So… are you water-aware?
Since a 2008 gubernatorial proclamation declaring each April “Water Awareness Month,” Arizonans across the State have responded with commitments to water conservation.
Which is important, of course.
A recent Arizona Daily Star story reports that research performed by Tucson Water found that the 720 homeowners in its rebate program save an average of 748 gallons per month using cisterns and other water-harvesting apparatus.
According to the Star story, “since 2012, Tucson Water has given homeowners up to $2,000 to buy cisterns, gutters and downspouts for “active” water harvesting: capturing rainfall off the roof.”
In addition, the utility offers rebates of up to $500 for “passive” harvesting that reshapes a yard to capture runoff.
The report acknowledged that the program has proved costly: It found that the harvesting rebates have the third-highest total tab of nine city water-conservation rebate programs.
But according to the Tucson Water research, there was a “very significant correlation” between rainwater harvesting and reduced water demand. That is the very definition of conservation.

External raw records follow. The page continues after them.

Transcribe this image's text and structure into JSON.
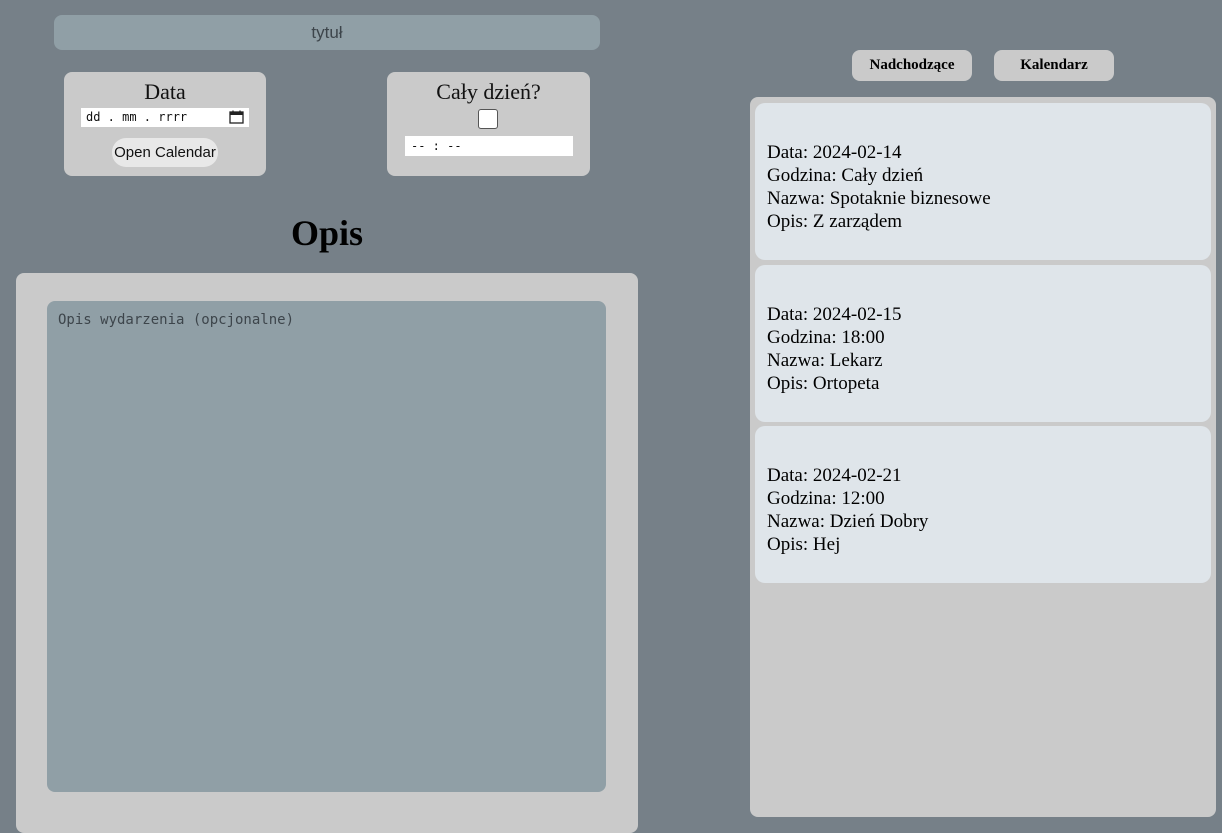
{
  "form": {
    "title_placeholder": "tytuł",
    "date": {
      "label": "Data",
      "placeholder": "dd . mm . rrrr",
      "open_calendar_label": "Open Calendar"
    },
    "all_day": {
      "label": "Cały dzień?",
      "checked": false,
      "time_placeholder": "-- : --"
    },
    "description": {
      "heading": "Opis",
      "placeholder": "Opis wydarzenia (opcjonalne)"
    }
  },
  "nav": {
    "upcoming_label": "Nadchodzące",
    "calendar_label": "Kalendarz"
  },
  "events": [
    {
      "date": "Data: 2024-02-14",
      "time": "Godzina: Cały dzień",
      "name": "Nazwa: Spotaknie biznesowe",
      "desc": "Opis: Z zarządem"
    },
    {
      "date": "Data: 2024-02-15",
      "time": "Godzina: 18:00",
      "name": "Nazwa: Lekarz",
      "desc": "Opis: Ortopeta"
    },
    {
      "date": "Data: 2024-02-21",
      "time": "Godzina: 12:00",
      "name": "Nazwa: Dzień Dobry",
      "desc": "Opis: Hej"
    }
  ],
  "colors": {
    "background": "#768088",
    "panel": "#cacaca",
    "input_fill": "#909fa6",
    "event_card": "#dfe5ea"
  },
  "icons": {
    "date_picker": "calendar-icon"
  }
}
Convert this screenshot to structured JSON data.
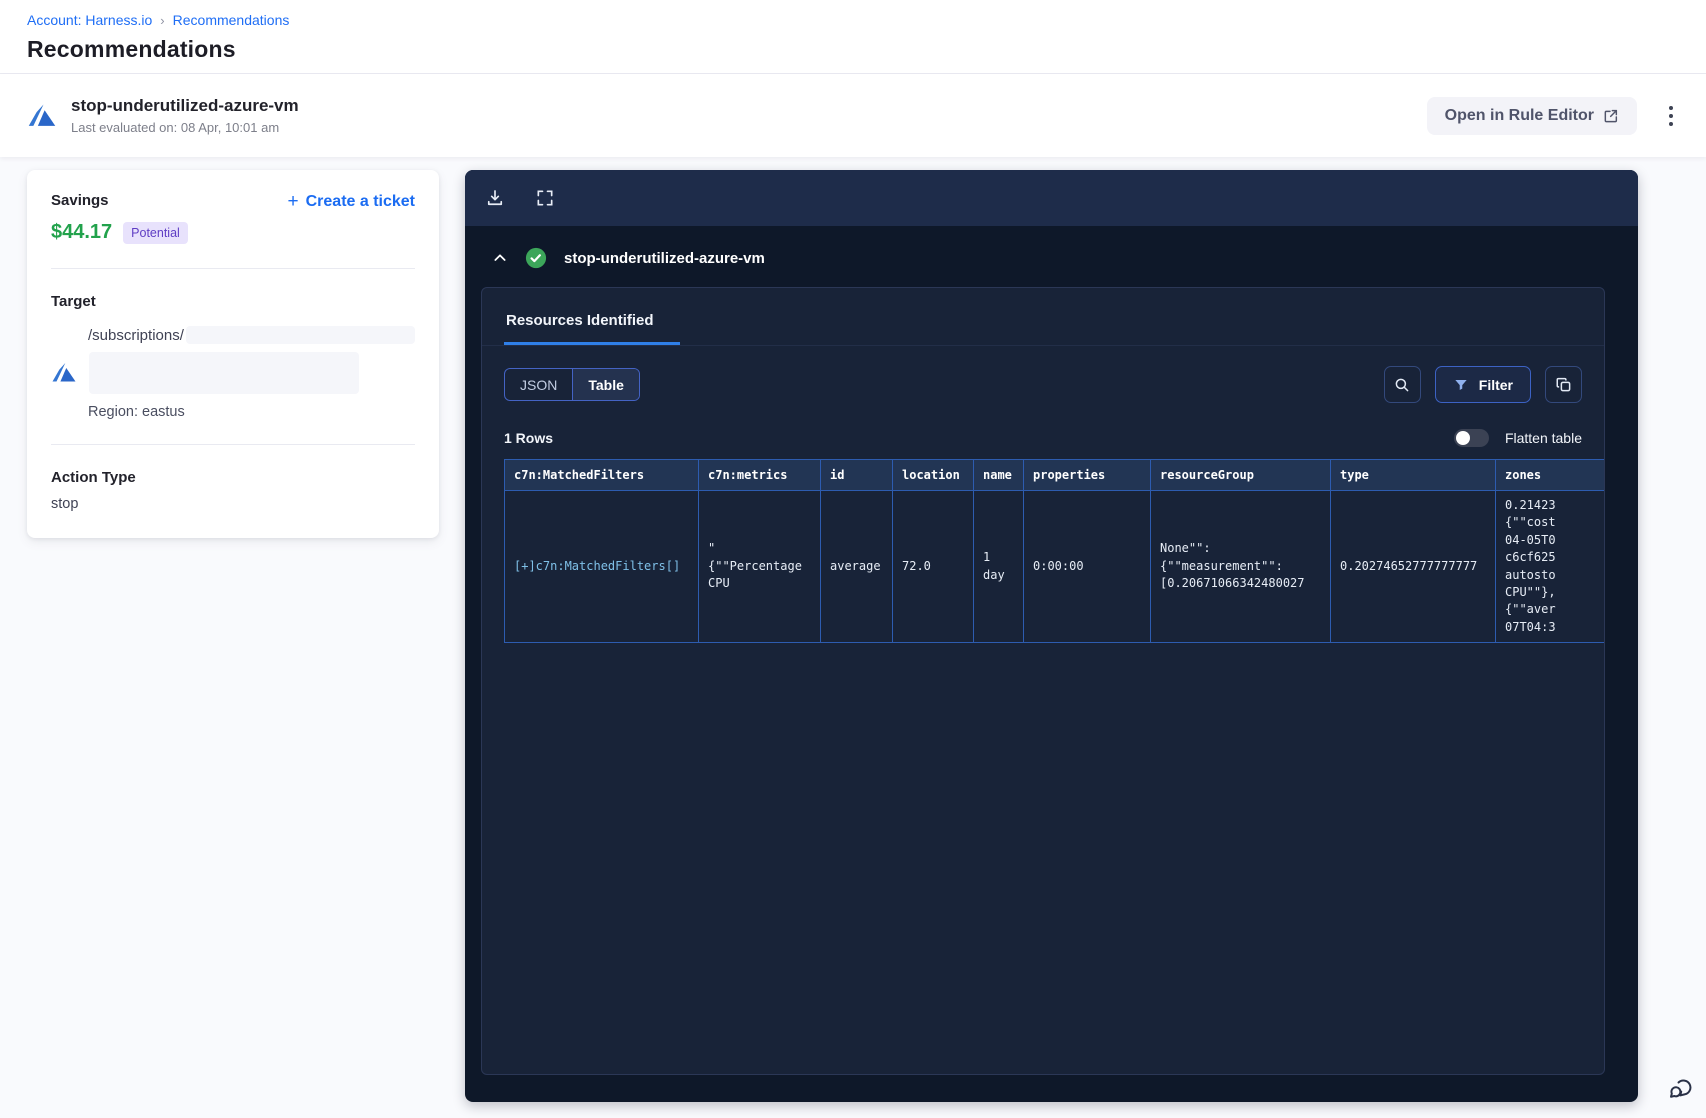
{
  "breadcrumb": {
    "separator": "›",
    "items": [
      {
        "label": "Account: Harness.io"
      },
      {
        "label": "Recommendations"
      }
    ]
  },
  "page": {
    "title": "Recommendations"
  },
  "recommendation_header": {
    "title": "stop-underutilized-azure-vm",
    "last_evaluated": "Last evaluated on: 08 Apr, 10:01 am",
    "open_rule_editor_label": "Open in Rule Editor"
  },
  "savings_card": {
    "savings_label": "Savings",
    "amount": "$44.17",
    "badge": "Potential",
    "create_ticket_label": "Create a ticket",
    "create_ticket_plus": "+",
    "target_label": "Target",
    "target_path": "/subscriptions/",
    "region": "Region: eastus",
    "action_type_label": "Action Type",
    "action_type_value": "stop"
  },
  "panel": {
    "resource_title": "stop-underutilized-azure-vm",
    "tab_label": "Resources Identified",
    "view_toggle": {
      "json": "JSON",
      "table": "Table"
    },
    "filter_label": "Filter",
    "rows_count": "1 Rows",
    "flatten_label": "Flatten table"
  },
  "table": {
    "columns": [
      "c7n:MatchedFilters",
      "c7n:metrics",
      "id",
      "location",
      "name",
      "properties",
      "resourceGroup",
      "type",
      "zones"
    ],
    "rows": [
      [
        "[+]c7n:MatchedFilters[]",
        "\"\n{\"\"Percentage\nCPU",
        "average",
        "72.0",
        "1 day",
        "0:00:00",
        "None\"\":\n{\"\"measurement\"\":\n[0.20671066342480027",
        "0.20274652777777777",
        "0.21423\n{\"\"cost\n04-05T0\nc6cf625\nautosto\nCPU\"\"},\n{\"\"aver\n07T04:3"
      ]
    ]
  },
  "icons": {
    "azure-icon": "azure triangle logo",
    "download-icon": "arrow into tray",
    "fullscreen-icon": "corner brackets",
    "chevron-up-icon": "collapse caret",
    "check-circle-icon": "green success check",
    "search-icon": "magnifier",
    "filter-icon": "funnel",
    "copy-icon": "overlapping squares",
    "external-link-icon": "box with arrow",
    "kebab-icon": "three vertical dots",
    "chat-icon": "speech bubbles"
  },
  "colors": {
    "link_blue": "#1f6ef5",
    "savings_green": "#22a24c",
    "badge_bg": "#e8e2fc",
    "badge_text": "#5f3dc4",
    "panel_bg": "#0e1829",
    "toolbar_bg": "#1e2c4a",
    "inner_card_bg": "#182338",
    "table_border": "#2d5cb0",
    "tab_underline": "#2f7fe8",
    "check_green": "#3ca65a"
  }
}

Starting next week, ADWR employees once again will be providing their own ideas about water conservation techniques.
On Monday, April 2, ADWR staff will be setting up a booth in the lobby of our headquarters building (1110 W. Washington St. in Phoenix). On Friday, April 20 – the day before Earth Day – staff will be at the booth with information about Earth Day events and how to get involved within your community.
In previous “Water Awareness Month” promotions in the lobby of the Arizona Department of Water Resources building, state employees have offered plenty of conservation suggestions.
Among staff suggestions, taking shorter showers is an ever-popular recommendation. So is avoiding over-watering plants, fixing leaky faucets and toilets and collecting rainwater in old-fashioned barrels.
But while conservation indisputably is a big part of “water awareness,” that’s not all it means.
It also means being aware of the nature of water in our arid environment. It means considering the source of water beyond the kitchen faucet.
It means understanding the often-complex nature of water in a water-precious environment. Such as taking the time to understand where the water comes from that provides opportunity for our communities to thrive.
(Spoiler Alert!: In Arizona, 41 percent of our water is groundwater; 18 percent is from surface-water sources like the Verde and Salt River systems; three percent is reclaimed water; and, 38 percent of it is delivered from the Colorado River system.)
And it means understanding the water-resource challenges the State faces right now. Such as knowing that:
- Arizona has had a drought declaration in place since 1998. And appreciating that population and economic growth are destined to increase the demand for water;
- Risks to the State’s precious Colorado River water supplies, including the fact that hydrologic studies are predicting a high likelihood of shortage on the river system in the near-term
- In Arizona’s rural regions, where groundwater remains the primary source of water, those resources are particularly stressed as a result of lengthy drought and overuse;
And, in addition to being aware of the challenges, it also helps to have awareness of the steps Arizona is taking to address its water challenges, such as:
- Working diligently to plan for a shortfall that may occur on the Colorado River, including planning with our Colorado River system partner-states and with the water-using community within Arizona;
- Assuring that Arizona speaks with a single, unified voice when negotiating with water users outside Arizona; and,
- Taking affirmative steps, including in negotiations with Mexico, to bolster our water supplies, including pursuing potential opportunities for binational desalination.
On a personal level, being “water aware” almost universally means learning to conserve water. It is a precious and scarce resource, after all.
But only when we understand and appreciate the sources of our vital liquid resource can we truly claim to be water “aware.”
Making wise choices as water consumers is important but making wise water choices as a society is just as important. Maybe more so.